**Source data:**
[Start of section]

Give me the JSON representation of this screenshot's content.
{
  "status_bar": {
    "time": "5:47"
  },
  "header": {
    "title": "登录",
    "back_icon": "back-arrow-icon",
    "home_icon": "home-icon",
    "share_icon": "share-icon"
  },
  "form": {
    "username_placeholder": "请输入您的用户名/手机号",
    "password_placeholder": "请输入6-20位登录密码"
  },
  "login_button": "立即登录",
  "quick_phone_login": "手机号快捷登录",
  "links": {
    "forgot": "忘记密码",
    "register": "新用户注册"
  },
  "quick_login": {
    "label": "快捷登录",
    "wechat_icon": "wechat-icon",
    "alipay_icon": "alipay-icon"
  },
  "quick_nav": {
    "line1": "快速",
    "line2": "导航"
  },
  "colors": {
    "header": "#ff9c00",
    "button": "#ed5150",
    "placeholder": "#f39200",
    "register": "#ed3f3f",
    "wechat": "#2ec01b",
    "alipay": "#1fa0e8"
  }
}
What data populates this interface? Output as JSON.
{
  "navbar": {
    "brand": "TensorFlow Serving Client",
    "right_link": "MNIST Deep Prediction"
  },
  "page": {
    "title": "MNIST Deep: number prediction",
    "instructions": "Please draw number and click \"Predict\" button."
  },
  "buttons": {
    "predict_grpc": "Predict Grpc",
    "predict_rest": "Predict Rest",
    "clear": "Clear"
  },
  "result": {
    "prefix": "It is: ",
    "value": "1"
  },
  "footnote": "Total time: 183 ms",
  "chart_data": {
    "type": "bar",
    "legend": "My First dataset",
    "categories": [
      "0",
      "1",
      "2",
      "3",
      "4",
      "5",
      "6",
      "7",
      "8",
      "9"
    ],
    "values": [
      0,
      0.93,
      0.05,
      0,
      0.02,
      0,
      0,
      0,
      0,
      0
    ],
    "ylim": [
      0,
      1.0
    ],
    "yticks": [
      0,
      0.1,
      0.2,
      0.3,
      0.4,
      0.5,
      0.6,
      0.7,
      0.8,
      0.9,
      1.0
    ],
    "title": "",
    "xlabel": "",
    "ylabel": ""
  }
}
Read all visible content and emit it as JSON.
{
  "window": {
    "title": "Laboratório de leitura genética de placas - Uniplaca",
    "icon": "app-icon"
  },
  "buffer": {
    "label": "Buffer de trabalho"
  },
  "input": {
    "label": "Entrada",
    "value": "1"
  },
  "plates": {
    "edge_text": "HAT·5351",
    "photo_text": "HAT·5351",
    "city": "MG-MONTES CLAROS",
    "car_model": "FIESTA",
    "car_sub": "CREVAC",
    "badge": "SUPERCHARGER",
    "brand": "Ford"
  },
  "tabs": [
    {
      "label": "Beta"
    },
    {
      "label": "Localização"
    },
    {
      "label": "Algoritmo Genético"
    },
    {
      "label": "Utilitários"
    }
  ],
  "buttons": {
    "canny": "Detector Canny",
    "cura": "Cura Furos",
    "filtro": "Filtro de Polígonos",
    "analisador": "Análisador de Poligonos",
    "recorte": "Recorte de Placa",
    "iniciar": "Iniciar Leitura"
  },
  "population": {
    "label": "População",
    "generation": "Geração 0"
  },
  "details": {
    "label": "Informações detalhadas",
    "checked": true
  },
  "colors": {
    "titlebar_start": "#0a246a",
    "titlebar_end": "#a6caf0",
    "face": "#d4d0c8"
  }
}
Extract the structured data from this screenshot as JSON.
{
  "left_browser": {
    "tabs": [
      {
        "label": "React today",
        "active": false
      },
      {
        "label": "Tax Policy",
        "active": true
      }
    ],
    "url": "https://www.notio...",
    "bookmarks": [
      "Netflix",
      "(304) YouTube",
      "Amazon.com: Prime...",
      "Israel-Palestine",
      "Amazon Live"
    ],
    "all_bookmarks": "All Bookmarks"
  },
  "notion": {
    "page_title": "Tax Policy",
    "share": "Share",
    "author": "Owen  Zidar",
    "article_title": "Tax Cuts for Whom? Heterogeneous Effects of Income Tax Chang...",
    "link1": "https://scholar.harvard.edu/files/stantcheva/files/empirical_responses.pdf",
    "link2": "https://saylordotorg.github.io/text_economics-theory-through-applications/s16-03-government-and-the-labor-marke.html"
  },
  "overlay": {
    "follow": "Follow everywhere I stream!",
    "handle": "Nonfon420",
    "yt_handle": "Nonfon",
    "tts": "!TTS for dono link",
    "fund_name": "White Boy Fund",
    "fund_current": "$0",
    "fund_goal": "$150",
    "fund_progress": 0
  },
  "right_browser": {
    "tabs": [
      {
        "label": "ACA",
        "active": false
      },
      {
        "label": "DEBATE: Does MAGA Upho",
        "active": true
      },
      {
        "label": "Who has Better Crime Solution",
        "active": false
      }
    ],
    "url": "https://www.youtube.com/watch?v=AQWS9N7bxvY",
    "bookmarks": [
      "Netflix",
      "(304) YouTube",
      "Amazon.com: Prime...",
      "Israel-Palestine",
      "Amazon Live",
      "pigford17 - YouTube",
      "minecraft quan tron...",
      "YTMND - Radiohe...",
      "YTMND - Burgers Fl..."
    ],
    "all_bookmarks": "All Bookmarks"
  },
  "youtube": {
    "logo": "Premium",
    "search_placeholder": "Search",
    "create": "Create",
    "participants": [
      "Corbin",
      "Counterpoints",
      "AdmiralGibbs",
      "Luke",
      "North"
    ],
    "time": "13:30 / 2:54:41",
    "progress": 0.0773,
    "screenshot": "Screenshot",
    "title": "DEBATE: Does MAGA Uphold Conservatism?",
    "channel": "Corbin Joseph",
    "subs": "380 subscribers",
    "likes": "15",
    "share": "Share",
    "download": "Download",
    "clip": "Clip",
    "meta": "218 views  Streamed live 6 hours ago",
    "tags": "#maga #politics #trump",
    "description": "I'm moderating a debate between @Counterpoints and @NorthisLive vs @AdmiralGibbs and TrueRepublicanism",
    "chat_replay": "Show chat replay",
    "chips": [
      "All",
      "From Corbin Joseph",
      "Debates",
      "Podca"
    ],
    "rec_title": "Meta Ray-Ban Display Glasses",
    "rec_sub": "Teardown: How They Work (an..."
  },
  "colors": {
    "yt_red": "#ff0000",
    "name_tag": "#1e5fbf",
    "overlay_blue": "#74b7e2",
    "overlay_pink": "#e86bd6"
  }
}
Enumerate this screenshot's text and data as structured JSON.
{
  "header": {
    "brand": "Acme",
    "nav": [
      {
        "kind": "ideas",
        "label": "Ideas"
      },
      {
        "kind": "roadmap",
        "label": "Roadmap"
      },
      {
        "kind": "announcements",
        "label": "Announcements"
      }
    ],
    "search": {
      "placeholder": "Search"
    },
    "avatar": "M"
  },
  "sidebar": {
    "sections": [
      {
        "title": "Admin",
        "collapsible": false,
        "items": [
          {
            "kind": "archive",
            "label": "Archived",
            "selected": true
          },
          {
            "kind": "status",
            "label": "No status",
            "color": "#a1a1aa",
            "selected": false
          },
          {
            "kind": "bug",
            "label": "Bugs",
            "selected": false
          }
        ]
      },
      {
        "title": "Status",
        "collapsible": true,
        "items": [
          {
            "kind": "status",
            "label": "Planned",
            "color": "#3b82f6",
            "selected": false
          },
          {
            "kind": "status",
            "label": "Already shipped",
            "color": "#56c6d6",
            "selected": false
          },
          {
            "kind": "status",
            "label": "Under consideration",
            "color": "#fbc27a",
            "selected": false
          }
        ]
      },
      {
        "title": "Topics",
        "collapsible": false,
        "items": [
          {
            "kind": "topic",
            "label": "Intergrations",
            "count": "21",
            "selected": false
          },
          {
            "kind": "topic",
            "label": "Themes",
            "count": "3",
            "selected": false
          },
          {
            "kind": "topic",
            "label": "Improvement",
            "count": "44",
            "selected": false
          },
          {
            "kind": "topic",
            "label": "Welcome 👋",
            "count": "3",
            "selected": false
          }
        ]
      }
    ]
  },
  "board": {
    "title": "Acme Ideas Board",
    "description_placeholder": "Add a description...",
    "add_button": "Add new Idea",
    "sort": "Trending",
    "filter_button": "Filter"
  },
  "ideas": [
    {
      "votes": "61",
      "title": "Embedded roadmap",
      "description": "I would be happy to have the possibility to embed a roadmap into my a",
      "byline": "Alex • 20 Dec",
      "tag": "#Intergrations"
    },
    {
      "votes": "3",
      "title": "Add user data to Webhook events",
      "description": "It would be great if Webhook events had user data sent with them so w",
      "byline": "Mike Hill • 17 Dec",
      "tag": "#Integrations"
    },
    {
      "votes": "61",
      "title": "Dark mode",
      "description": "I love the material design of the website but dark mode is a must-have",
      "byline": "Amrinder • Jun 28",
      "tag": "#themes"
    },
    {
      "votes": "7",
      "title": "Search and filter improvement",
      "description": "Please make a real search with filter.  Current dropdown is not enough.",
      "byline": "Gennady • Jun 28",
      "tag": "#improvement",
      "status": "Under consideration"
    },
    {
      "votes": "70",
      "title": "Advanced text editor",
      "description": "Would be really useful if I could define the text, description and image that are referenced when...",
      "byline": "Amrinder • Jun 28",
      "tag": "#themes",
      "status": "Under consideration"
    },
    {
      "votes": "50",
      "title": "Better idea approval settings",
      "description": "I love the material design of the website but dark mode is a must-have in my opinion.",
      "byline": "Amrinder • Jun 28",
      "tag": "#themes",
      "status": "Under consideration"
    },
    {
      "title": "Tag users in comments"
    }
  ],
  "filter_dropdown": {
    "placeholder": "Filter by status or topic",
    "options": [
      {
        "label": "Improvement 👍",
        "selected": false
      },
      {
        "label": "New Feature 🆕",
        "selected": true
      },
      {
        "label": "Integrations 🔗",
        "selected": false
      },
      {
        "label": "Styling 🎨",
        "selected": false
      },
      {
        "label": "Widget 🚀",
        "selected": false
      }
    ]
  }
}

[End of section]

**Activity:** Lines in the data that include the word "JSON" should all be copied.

**Written answer:**
Give me the JSON representation of this screenshot's content.
What data populates this interface? Output as JSON.
Read all visible content and emit it as JSON.
Extract the structured data from this screenshot as JSON.
Enumerate this screenshot's text and data as structured JSON.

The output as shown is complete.